Marts the Heart New Auctioneer of the Year 2015
17th November 2015
North West Auctions' livestock auctioneer and trainee land agent Ian Atkinson has been named as Farmers Guardian's Marts the Heart New Auctioneer of the Year 2015. But his job involves a lot more than just selling sheep and cattle - we take a behind the scenes look at what he gets up to.
For young livestock auctioneer and trainee land agent Ian Atkinson no two days are ever quite the same.
The 25-year-old may only be a few years into his career at North West Auctions in Lancaster but he's more than getting to grips with the varied workload.
Typically he will spend a few hours every day in the rostrum enjoying the cut and thrust of orchestrating a lively sale.
But the rest of the time he can be involved in anything from advising on future farm planning and undertaking valuations through to resolving disputes and settling compensation claims.
There's also regular farm visits, numerous telephone calls to buyers and sellers and drafting post-sale reports - not to mention training for his ongoing professional qualifications.
"Nothing can beat the thrill of a good sale - but one of the joys of the job is the variety," Mr Atkinson said.
"A typical day will start between 6.30am and 8.30am when I'll prepare the animals for market - weighing and sorting prime sheep for example, or booking in the cattle to make sure that all ID tags and passports tally with our records. That way we track movements and there's 100% traceability.

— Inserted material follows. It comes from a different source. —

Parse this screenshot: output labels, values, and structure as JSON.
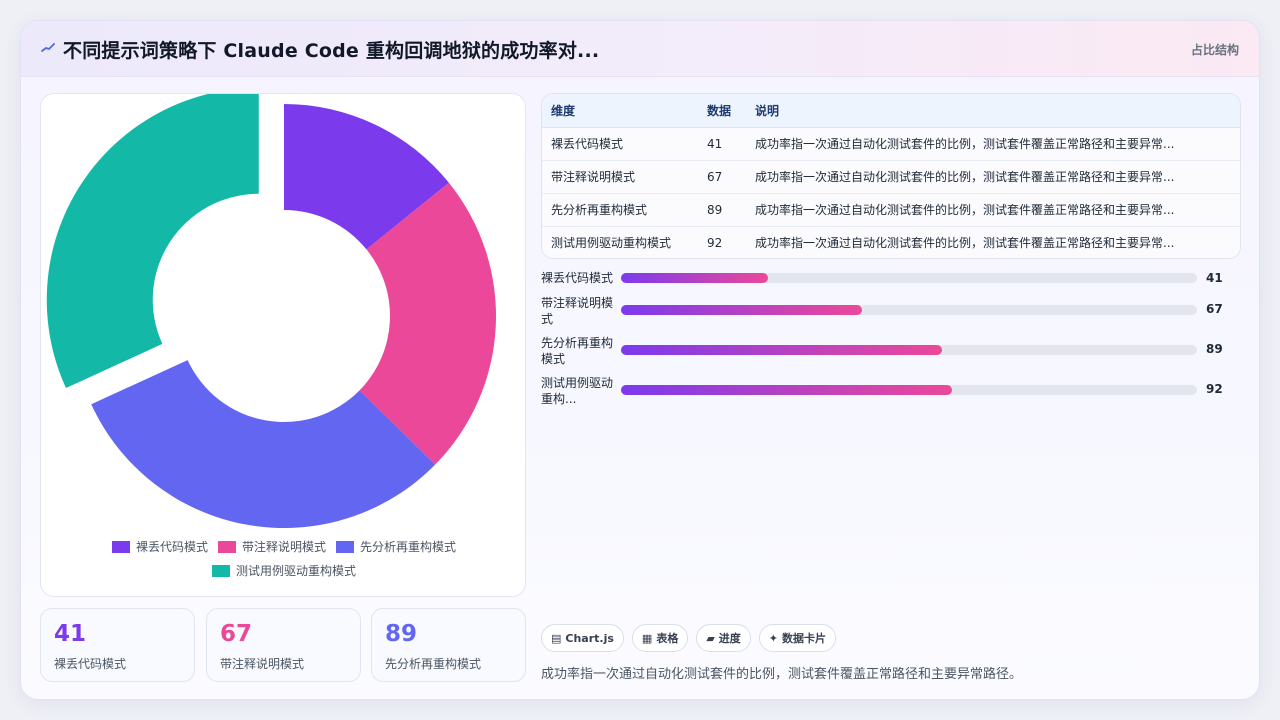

"Then it's on to the market ring where I'll spend a couple of hours in the rostrum conducting the sale. Once that's done I then sort out any problems or misunderstandings that may have arisen during the auction. It doesn't happen very often but it's an important part of the job - and that's where a good relationship with the vendor or buyer can be crucial.
"Then it's back into the office to write the market reports which we send to newspapers and publish in our newsletter and on our website. We like to be as detailed as possible because the farmers who weren't at the sale can then get a rough idea of how their livestock performed.
"The rest of the afternoon is spent either visiting farms, on the telephone with buyers and sellers or I might do some land agency work. That could be anything from trying to sort out compensation through to valuations or providing farm planning advice. I also check that everything is up to date in our sale catalogues. It just depends what needs to be done.
"An important service we offer is helping with on farm stock selection prior to sale. I increasingly find myself offering advice before a producer brings his animals to market, as to which stock is ready for sale and why. This can include handling and selecting prime sheep, or advising on which store cattle will sell best at different times of the year."
On a day when there's no livestock to be sold Mr Atkinson will auction farm machinery or help with farm to farm sales. There's also the occasional Saturday or evening sale - some of which can last until midnight. He also regularly visits other auction marts to keep an eye on market trends and to see who is buying what.
"I also spend a bit of time tying up any loose ends from recent sales and dealing with any problems that might have arisen - for example chasing up the odd farmer who hasn't paid, but that's usually just a case of getting on the phone," he said.
Mr Atkinson first visited auction marts with his father, who keeps 700 Swaledale ewes and beef cattle at their family farm in Scorton, between Lancaster and Preston, which has also diversified with a touring caravan park and fishing lake.
He knew from an early age that he wanted to be an auctioneer and in 2009 started studying Rural Enterprise and Land Management at Harper Adams University.
As part of the course he began a placement at North West Auctions and was offered a full time position in 2013.
Despite his already hectic workload Mr Atkinson's training hasn't stopped - he's currently in his first year of a Livestock Market Operations and Management course at Harper Adams, which is affiliated to the Livestock Auctioneers Association (LAA), while he is also studying to become a qualified chartered surveyor with the Royal Institute of Chartered Surveyors, as well as a fellow of the Central Association of Agricultural Valuers.
"It's very busy but I enjoy it immensely," he said. "Being a farmer's son and knowing a lot of farmers in the local area has been invaluable. You need to be approachable and knowledgeable so that your customers have confidence in what you say and do.
"Building and maintaining relationships is vital - that's why I spend so much time on the phone or visiting farms. That's the best way to check the quality of the stock and to get a real sense for what the vendor is hoping for. It also helps when I get back into the office because I can advise potential buyers accordingly."
Commenting on the Marts the Heart award Mr Atkinson added: "To win a national competition like this against some extremely talented and gifted auctioneers is a very proud moment in my career. I must thank the people who have supported me over the years and look forward to working within the agricultural and auctioneering sector for many years to come."